- Offensive line tops Bears’ list of priorities
Updated: August 14, 2013 12:25PM
Say what you will, watch what you want, but this Bears season is about Jay Cutler.
And for reasons I’ll explain that make me — and, I’m guessing, you — very nervous.
There are the stories about the Bears’ O-line, the aging defense, the demise of ‘‘receiver’’ Devin Hester (please read my colleague Mark Potash’s insightful piece) and the new coaches, rookies and free agents.
But the NFL is driven by the man at the wheel, the quarterback. Think of it: Nobody else can turn the ball over to the other team on every play. That’s just hypothetical, of course.
But I’m not feeling Jay.
Nor am I speaking of that first-play interception Friday against the Panthers, though it’s hard to think of a worse Hello-to-the-Trestman-Era statement.
No, what I’m thinking of is Cutler. Plain and simple. Jay.
This guy is not a kid. He’s not ‘‘developing’’ anymore. He’s 30. He can tweak things, but that’s it. He might not be the immature jerk he was with the Broncos and when he first came to Chicago, but, to rearrange jargon from the athlete world, he is what he is.
And that’s nothing special.
I wish it weren’t so.
But Cutler actually has been fairly consistent in his career, which includes being a dud if he ever reaches the playoffs.
Everybody knows he’s dwarfed in stature by star quarterbacks Tom Brady, Drew Brees, Joe Flacco, the Manning brothers, even Matt Ryan and Colin Kaepernick. Maybe most of all, he’s loomed over by the Packers’ Aaron Rodgers in the NFC North.
According to the stat Total Quarterback Rating, Cutler ranked 20th in the NFL last season, behind everybody from No. 1 Peyton Manning to No. 19 Ryan Tannehill.
And if you don’t think such kids as Robert Griffin III and Russell Wilson, who both finished ahead of Cutler, are going to get better, then good luck.
The thing is, No. 20 feels about right for Cutler. And No. 20s don’t suddenly become Super Bowl champs. And isn’t that the goal for the Bears?
‘‘It’s just quarterback-friendly,’’ Cutler said Tuesday of coach Mark Trestman’s new offense.
It’s sad that Cutler is on his fourth offensive coordinator and system in his last six years, but — using jock-ese — it is what it is.
And it is what it was.
Since starting all 16 games for the Broncos in 2007, Cutler has been consistent.
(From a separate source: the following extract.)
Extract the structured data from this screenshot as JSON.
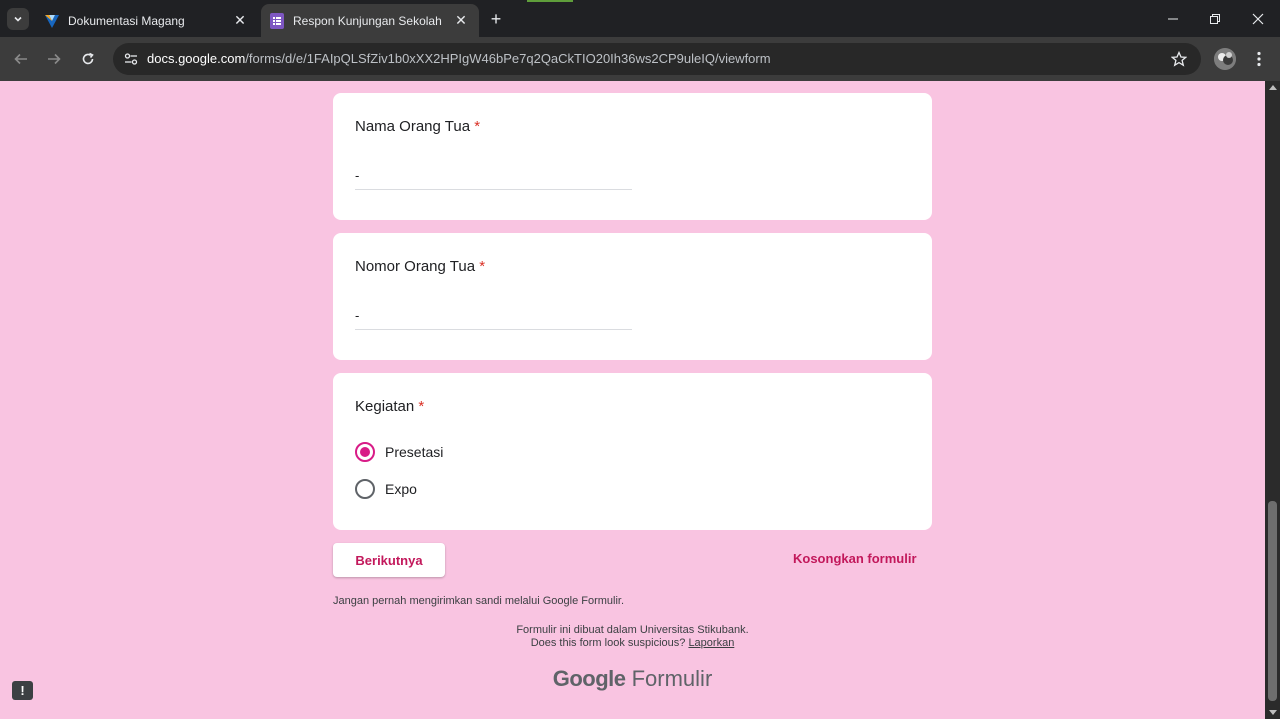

His quarterback rating began at 88.1 that season, dipped to 76.8 in 2009, came back to 85.7 in 2011, went down to 81.3 last year and averages out to an 84.0 career rating.
About average for a starting NFL QB.
Compare that to Rodgers’ career average of 104.9, and you get the point.
Cutler’s career seems to be filled with maybes and if-onlys.
He wanted a great receiver, and he got Brandon Marshall last year. He wanted his old quarterbacks coach Jeremy Bates, and he got him.
Yes, he wants — and maybe deserves — a great offensive line, but nobody gets everything in life.
The Colts’ Andrew Luck didn’t get much when he came to Indianapolis, but he has filled Colts fans with hope. Sam Bradford has the Rams, as pitiful as they are, at least poised for success.
But can you see Cutler leading the Bears to the Super Bowl?
Why even Lions quarterback Matthew Stafford seems to have more magic inside him than Cutler. Stafford has thrown for more than 10,000 yards in the last two seasons combined.
No, yardage, quarterback rating, touchdowns and all that don’t count for everything. But they count for something. And if this Trestman offense is so friendly to the quarterback, then why do we not have a sense that it’s any better than what any other coach puts out there in the league?
And why does Cutler look — even so early in the rebuilding stage — just like the old Cutler?
It’s not just cynicism on the observer’s part. Some of this is reaching the conclusion — premature though it may be — that the Cutler era is a doomed one.
It’s not a pure disaster, mind you. But if it were named after a rock band, it would be the Plain White T’s.
They say when a quarterback fails, it costs a team five years of development. That’s rough.
‘‘We’re definitely getting better,’’ Cutler said of the offense.
Even if true, just getting better isn’t going to cut it. Terrific is what the Bears need.
And nobody has seen that in town.